(DATA EXTRACTS)
>>

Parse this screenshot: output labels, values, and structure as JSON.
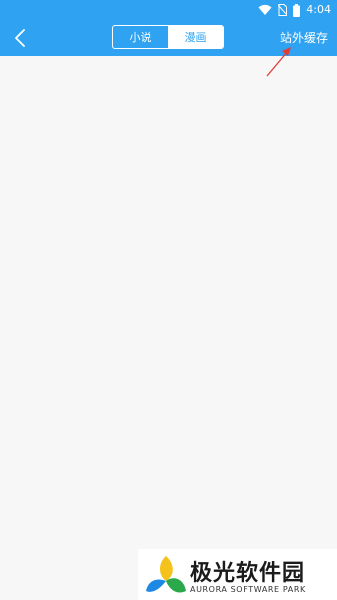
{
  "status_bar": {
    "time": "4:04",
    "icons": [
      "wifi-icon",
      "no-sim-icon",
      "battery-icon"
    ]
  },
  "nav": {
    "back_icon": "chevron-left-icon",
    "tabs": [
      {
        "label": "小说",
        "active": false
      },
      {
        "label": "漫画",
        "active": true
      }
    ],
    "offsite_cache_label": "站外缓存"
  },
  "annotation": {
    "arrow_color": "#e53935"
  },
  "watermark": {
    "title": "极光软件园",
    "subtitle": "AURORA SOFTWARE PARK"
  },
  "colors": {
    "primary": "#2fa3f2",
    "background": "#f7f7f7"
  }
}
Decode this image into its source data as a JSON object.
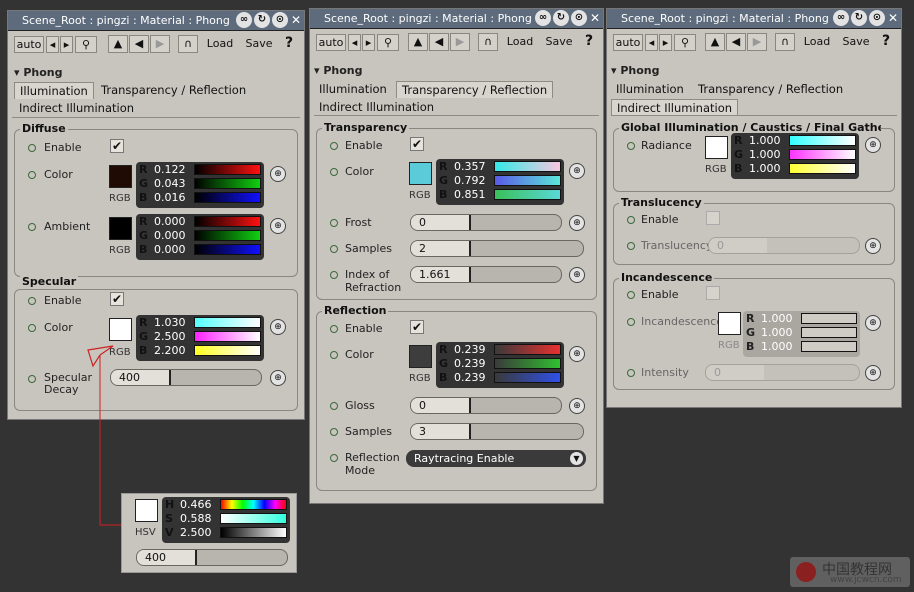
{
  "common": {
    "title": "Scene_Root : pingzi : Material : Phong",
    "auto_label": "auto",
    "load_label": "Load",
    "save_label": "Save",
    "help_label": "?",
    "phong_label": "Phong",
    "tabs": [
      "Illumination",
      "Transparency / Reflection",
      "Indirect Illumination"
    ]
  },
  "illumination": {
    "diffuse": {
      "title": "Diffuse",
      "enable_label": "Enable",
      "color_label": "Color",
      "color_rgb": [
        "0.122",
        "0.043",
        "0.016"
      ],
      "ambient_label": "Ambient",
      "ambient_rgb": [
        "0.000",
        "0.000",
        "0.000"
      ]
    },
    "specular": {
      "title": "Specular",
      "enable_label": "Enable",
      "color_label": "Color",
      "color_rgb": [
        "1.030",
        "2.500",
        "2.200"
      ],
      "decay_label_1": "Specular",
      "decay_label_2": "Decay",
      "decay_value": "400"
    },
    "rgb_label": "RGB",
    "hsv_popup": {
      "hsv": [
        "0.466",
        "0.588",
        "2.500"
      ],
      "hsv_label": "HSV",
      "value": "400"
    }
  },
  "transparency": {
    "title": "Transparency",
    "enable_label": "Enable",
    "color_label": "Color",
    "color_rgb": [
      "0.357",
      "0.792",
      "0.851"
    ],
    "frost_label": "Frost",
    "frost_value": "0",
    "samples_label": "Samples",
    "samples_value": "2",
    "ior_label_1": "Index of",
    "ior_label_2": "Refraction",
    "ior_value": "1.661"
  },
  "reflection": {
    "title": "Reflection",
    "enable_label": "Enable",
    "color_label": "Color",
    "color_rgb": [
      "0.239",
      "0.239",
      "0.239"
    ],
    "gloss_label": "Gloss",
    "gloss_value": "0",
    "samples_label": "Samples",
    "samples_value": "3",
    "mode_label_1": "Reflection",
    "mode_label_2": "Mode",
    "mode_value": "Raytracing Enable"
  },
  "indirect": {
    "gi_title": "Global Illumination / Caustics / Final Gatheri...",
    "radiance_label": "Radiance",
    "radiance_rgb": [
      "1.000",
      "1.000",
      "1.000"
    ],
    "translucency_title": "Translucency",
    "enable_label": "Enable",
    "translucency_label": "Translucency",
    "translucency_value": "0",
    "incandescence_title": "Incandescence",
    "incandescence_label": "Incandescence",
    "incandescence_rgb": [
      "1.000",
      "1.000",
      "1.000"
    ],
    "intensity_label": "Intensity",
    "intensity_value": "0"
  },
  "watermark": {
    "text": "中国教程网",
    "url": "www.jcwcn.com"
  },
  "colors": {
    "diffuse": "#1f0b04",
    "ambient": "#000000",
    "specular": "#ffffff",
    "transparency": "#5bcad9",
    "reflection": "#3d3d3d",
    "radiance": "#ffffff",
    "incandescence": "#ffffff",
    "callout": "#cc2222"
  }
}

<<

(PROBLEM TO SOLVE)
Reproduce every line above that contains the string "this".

(SOLUTION)
Parse this screenshot: output labels, values, and structure as JSON.
Decode this image into its source data as a JSON object.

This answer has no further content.